### [TASK]
Looking at each line of the data below, tally those that contain the word "title" and give only the total.
DATA SECTION START
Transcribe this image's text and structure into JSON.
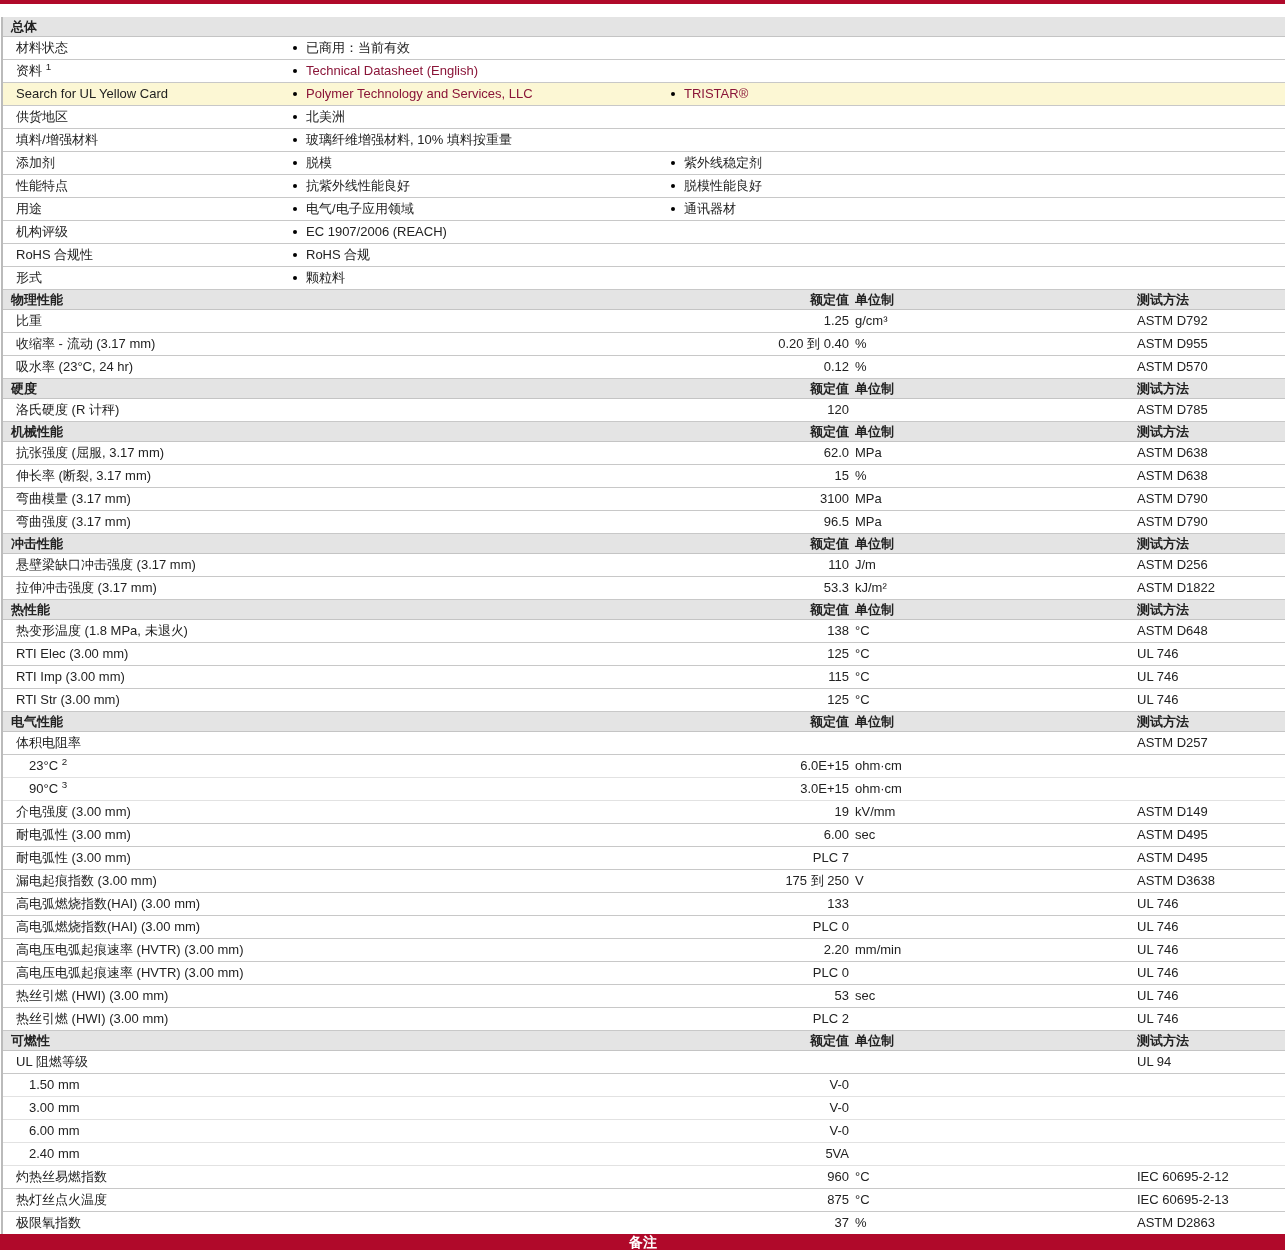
{
  "general": {
    "title": "总体",
    "rows": [
      {
        "label": "材料状态",
        "highlighted": false,
        "items": [
          {
            "text": "已商用：当前有效",
            "link": false
          }
        ]
      },
      {
        "label": "资料 $^{1}$",
        "highlighted": false,
        "items": [
          {
            "text": "Technical Datasheet (English)",
            "link": true
          }
        ]
      },
      {
        "label": "Search for UL Yellow Card",
        "highlighted": true,
        "items": [
          {
            "text": "Polymer Technology and Services, LLC",
            "link": true
          },
          {
            "text": "TRISTAR®",
            "link": true
          }
        ]
      },
      {
        "label": "供货地区",
        "highlighted": false,
        "items": [
          {
            "text": "北美洲",
            "link": false
          }
        ]
      },
      {
        "label": "填料/增强材料",
        "highlighted": false,
        "items": [
          {
            "text": "玻璃纤维增强材料, 10% 填料按重量",
            "link": false
          }
        ]
      },
      {
        "label": "添加剂",
        "highlighted": false,
        "items": [
          {
            "text": "脱模",
            "link": false
          },
          {
            "text": "紫外线稳定剂",
            "link": false
          }
        ]
      },
      {
        "label": "性能特点",
        "highlighted": false,
        "items": [
          {
            "text": "抗紫外线性能良好",
            "link": false
          },
          {
            "text": "脱模性能良好",
            "link": false
          }
        ]
      },
      {
        "label": "用途",
        "highlighted": false,
        "items": [
          {
            "text": "电气/电子应用领域",
            "link": false
          },
          {
            "text": "通讯器材",
            "link": false
          }
        ]
      },
      {
        "label": "机构评级",
        "highlighted": false,
        "items": [
          {
            "text": "EC 1907/2006 (REACH)",
            "link": false
          }
        ]
      },
      {
        "label": "RoHS 合规性",
        "highlighted": false,
        "items": [
          {
            "text": "RoHS 合规",
            "link": false
          }
        ]
      },
      {
        "label": "形式",
        "highlighted": false,
        "items": [
          {
            "text": "颗粒料",
            "link": false
          }
        ]
      }
    ]
  },
  "sections": [
    {
      "title": "物理性能",
      "value_heading": "额定值",
      "unit_heading": "单位制",
      "method_heading": "测试方法",
      "rows": [
        {
          "label": "比重",
          "value": "1.25",
          "unit": "g/cm³",
          "method": "ASTM D792"
        },
        {
          "label": "收缩率 - 流动 (3.17 mm)",
          "value": "0.20 到  0.40",
          "unit": "%",
          "method": "ASTM D955"
        },
        {
          "label": "吸水率 (23°C, 24 hr)",
          "value": "0.12",
          "unit": "%",
          "method": "ASTM D570"
        }
      ]
    },
    {
      "title": "硬度",
      "value_heading": "额定值",
      "unit_heading": "单位制",
      "method_heading": "测试方法",
      "rows": [
        {
          "label": "洛氏硬度 (R 计秤)",
          "value": "120",
          "method": "ASTM D785"
        }
      ]
    },
    {
      "title": "机械性能",
      "value_heading": "额定值",
      "unit_heading": "单位制",
      "method_heading": "测试方法",
      "rows": [
        {
          "label": "抗张强度 (屈服, 3.17 mm)",
          "value": "62.0",
          "unit": "MPa",
          "method": "ASTM D638"
        },
        {
          "label": "伸长率 (断裂, 3.17 mm)",
          "value": "15",
          "unit": "%",
          "method": "ASTM D638"
        },
        {
          "label": "弯曲模量 (3.17 mm)",
          "value": "3100",
          "unit": "MPa",
          "method": "ASTM D790"
        },
        {
          "label": "弯曲强度 (3.17 mm)",
          "value": "96.5",
          "unit": "MPa",
          "method": "ASTM D790"
        }
      ]
    },
    {
      "title": "冲击性能",
      "value_heading": "额定值",
      "unit_heading": "单位制",
      "method_heading": "测试方法",
      "rows": [
        {
          "label": "悬壁梁缺口冲击强度 (3.17 mm)",
          "value": "110",
          "unit": "J/m",
          "method": "ASTM D256"
        },
        {
          "label": "拉伸冲击强度 (3.17 mm)",
          "value": "53.3",
          "unit": "kJ/m²",
          "method": "ASTM D1822"
        }
      ]
    },
    {
      "title": "热性能",
      "value_heading": "额定值",
      "unit_heading": "单位制",
      "method_heading": "测试方法",
      "rows": [
        {
          "label": "热变形温度 (1.8 MPa, 未退火)",
          "value": "138",
          "unit": "°C",
          "method": "ASTM D648"
        },
        {
          "label": "RTI Elec (3.00 mm)",
          "value": "125",
          "unit": "°C",
          "method": "UL 746"
        },
        {
          "label": "RTI Imp (3.00 mm)",
          "value": "115",
          "unit": "°C",
          "method": "UL 746"
        },
        {
          "label": "RTI Str (3.00 mm)",
          "value": "125",
          "unit": "°C",
          "method": "UL 746"
        }
      ]
    },
    {
      "title": "电气性能",
      "value_heading": "额定值",
      "unit_heading": "单位制",
      "method_heading": "测试方法",
      "rows": [
        {
          "label": "体积电阻率",
          "method": "ASTM D257",
          "children": [
            {
              "label": "23°C $^{2}$",
              "value": "6.0E+15",
              "unit": "ohm·cm"
            },
            {
              "label": "90°C $^{3}$",
              "value": "3.0E+15",
              "unit": "ohm·cm"
            }
          ]
        },
        {
          "label": "介电强度 (3.00 mm)",
          "value": "19",
          "unit": "kV/mm",
          "method": "ASTM D149"
        },
        {
          "label": "耐电弧性 (3.00 mm)",
          "value": "6.00",
          "unit": "sec",
          "method": "ASTM D495"
        },
        {
          "label": "耐电弧性 (3.00 mm)",
          "value": "PLC 7",
          "method": "ASTM D495"
        },
        {
          "label": "漏电起痕指数 (3.00 mm)",
          "value": "175 到  250",
          "unit": "V",
          "method": "ASTM D3638"
        },
        {
          "label": "高电弧燃烧指数(HAI) (3.00 mm)",
          "value": "133",
          "method": "UL 746"
        },
        {
          "label": "高电弧燃烧指数(HAI) (3.00 mm)",
          "value": "PLC 0",
          "method": "UL 746"
        },
        {
          "label": "高电压电弧起痕速率 (HVTR) (3.00 mm)",
          "value": "2.20",
          "unit": "mm/min",
          "method": "UL 746"
        },
        {
          "label": "高电压电弧起痕速率 (HVTR) (3.00 mm)",
          "value": "PLC 0",
          "method": "UL 746"
        },
        {
          "label": "热丝引燃 (HWI) (3.00 mm)",
          "value": "53",
          "unit": "sec",
          "method": "UL 746"
        },
        {
          "label": "热丝引燃 (HWI) (3.00 mm)",
          "value": "PLC 2",
          "method": "UL 746"
        }
      ]
    },
    {
      "title": "可燃性",
      "value_heading": "额定值",
      "unit_heading": "单位制",
      "method_heading": "测试方法",
      "rows": [
        {
          "label": "UL 阻燃等级",
          "method": "UL 94",
          "children": [
            {
              "label": "1.50 mm",
              "value": "V-0"
            },
            {
              "label": "3.00 mm",
              "value": "V-0"
            },
            {
              "label": "6.00 mm",
              "value": "V-0"
            },
            {
              "label": "2.40 mm",
              "value": "5VA"
            }
          ]
        },
        {
          "label": "灼热丝易燃指数",
          "value": "960",
          "unit": "°C",
          "method": "IEC 60695-2-12"
        },
        {
          "label": "热灯丝点火温度",
          "value": "875",
          "unit": "°C",
          "method": "IEC 60695-2-13"
        },
        {
          "label": "极限氧指数",
          "value": "37",
          "unit": "%",
          "method": "ASTM D2863"
        }
      ]
    }
  ],
  "footer_bar": {
    "title": "备注"
  }
}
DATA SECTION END
### [EXERCISE RESULT]
9